◆ WHAT IS REQUIRED ◆
Read the records beneath this task and copy every line that contains the string "JSON".
ENTRIES SHOWN section start
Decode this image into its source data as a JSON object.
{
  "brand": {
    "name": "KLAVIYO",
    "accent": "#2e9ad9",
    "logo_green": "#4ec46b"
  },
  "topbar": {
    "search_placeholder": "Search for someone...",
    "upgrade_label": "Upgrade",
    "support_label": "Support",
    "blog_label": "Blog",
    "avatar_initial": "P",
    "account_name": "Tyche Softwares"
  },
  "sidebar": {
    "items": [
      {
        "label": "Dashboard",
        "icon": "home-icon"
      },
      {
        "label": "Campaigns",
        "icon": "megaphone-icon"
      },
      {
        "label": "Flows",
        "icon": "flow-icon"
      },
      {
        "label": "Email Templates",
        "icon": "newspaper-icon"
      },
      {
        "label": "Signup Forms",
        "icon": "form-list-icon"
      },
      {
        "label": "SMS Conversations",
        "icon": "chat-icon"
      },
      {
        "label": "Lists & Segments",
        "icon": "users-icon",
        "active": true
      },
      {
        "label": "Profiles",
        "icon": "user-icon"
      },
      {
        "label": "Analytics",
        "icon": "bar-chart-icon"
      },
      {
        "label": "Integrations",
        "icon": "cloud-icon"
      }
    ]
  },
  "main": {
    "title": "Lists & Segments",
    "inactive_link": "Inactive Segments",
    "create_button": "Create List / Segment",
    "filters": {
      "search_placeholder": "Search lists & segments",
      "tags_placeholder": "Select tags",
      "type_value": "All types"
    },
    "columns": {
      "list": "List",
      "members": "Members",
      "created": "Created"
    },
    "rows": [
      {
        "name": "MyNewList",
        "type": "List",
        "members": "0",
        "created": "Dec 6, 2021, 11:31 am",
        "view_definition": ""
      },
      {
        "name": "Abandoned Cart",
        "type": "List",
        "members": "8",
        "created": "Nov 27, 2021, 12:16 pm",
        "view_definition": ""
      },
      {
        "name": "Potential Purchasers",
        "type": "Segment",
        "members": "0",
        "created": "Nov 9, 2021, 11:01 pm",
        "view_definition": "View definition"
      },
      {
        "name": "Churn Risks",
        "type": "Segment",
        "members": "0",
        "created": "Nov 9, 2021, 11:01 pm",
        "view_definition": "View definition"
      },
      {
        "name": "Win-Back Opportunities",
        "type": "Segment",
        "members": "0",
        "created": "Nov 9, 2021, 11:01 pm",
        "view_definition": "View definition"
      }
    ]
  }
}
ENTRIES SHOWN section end
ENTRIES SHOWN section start
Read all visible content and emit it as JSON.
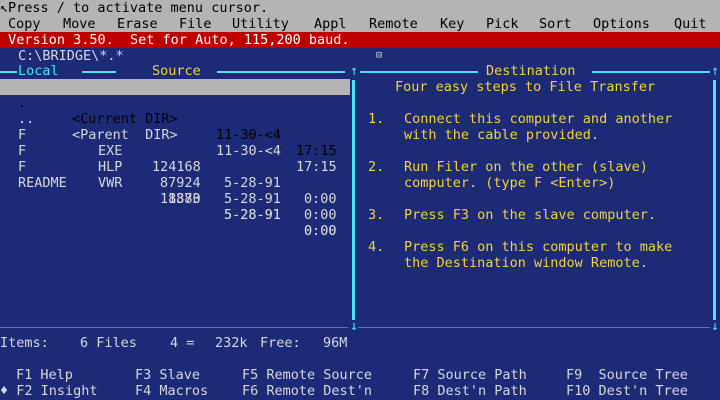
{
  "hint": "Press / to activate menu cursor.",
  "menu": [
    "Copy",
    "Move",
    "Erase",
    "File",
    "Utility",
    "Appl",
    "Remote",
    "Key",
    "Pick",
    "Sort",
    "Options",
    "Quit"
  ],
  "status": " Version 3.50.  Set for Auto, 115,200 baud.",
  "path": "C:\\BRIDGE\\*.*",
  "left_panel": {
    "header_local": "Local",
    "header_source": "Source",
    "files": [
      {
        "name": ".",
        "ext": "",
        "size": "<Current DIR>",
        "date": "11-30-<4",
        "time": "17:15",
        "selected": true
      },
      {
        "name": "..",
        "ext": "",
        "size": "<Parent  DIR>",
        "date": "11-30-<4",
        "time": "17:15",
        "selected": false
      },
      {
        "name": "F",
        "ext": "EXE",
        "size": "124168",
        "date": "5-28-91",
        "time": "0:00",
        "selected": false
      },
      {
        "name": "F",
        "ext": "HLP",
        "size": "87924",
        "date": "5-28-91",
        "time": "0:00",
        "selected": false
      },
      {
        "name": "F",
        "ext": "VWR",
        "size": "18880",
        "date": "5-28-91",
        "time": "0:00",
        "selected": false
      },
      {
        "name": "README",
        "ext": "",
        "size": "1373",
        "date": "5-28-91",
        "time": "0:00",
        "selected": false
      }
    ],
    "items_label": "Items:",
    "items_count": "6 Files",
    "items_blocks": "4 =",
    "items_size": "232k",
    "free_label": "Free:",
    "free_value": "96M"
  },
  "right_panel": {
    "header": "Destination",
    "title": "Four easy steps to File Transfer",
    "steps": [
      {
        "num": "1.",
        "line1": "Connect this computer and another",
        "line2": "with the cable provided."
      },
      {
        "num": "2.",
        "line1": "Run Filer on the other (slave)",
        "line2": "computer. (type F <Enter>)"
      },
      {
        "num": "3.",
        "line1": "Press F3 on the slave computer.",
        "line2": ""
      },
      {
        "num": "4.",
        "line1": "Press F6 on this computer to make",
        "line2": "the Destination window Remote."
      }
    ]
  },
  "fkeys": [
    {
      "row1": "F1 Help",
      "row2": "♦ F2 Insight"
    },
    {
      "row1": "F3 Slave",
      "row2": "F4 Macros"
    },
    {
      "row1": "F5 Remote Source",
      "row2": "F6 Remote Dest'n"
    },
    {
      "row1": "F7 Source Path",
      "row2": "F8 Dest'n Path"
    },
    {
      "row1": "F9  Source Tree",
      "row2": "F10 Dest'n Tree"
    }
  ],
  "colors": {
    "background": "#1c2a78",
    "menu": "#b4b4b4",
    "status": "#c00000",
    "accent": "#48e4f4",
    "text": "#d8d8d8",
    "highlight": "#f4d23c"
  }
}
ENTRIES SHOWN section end
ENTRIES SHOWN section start
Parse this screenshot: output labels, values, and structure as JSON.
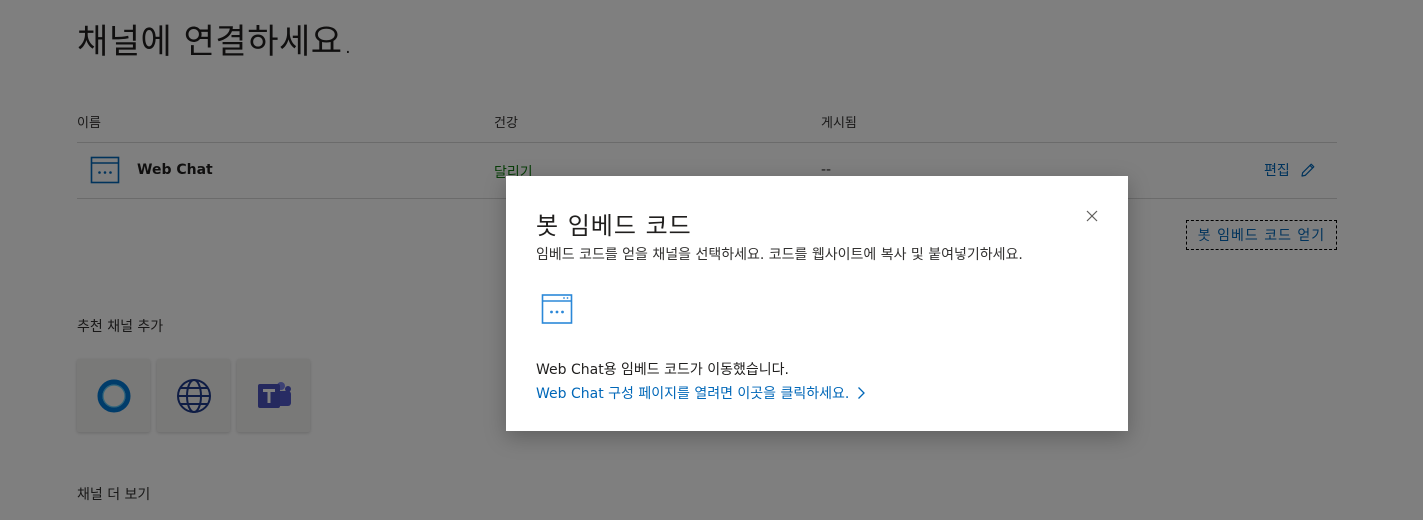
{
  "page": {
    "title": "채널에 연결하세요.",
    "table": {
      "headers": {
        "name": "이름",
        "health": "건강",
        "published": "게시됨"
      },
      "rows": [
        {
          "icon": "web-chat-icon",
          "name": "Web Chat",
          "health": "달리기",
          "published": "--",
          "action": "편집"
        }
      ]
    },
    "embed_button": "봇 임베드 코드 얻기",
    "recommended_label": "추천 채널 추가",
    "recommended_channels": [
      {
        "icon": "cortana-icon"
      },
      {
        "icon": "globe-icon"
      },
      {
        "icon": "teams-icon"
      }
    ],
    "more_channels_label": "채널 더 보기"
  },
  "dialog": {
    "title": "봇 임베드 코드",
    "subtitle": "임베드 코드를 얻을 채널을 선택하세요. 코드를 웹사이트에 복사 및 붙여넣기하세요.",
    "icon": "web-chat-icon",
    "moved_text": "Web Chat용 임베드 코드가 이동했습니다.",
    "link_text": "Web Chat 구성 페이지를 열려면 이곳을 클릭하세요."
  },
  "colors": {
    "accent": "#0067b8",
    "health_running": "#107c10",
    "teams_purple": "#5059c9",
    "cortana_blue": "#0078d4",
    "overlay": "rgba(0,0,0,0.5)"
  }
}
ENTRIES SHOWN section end
◆ EXERCISE OUTPUT ◆
Decode this image into its source data as a JSON object.
Read all visible content and emit it as JSON.
Parse this screenshot: output labels, values, and structure as JSON.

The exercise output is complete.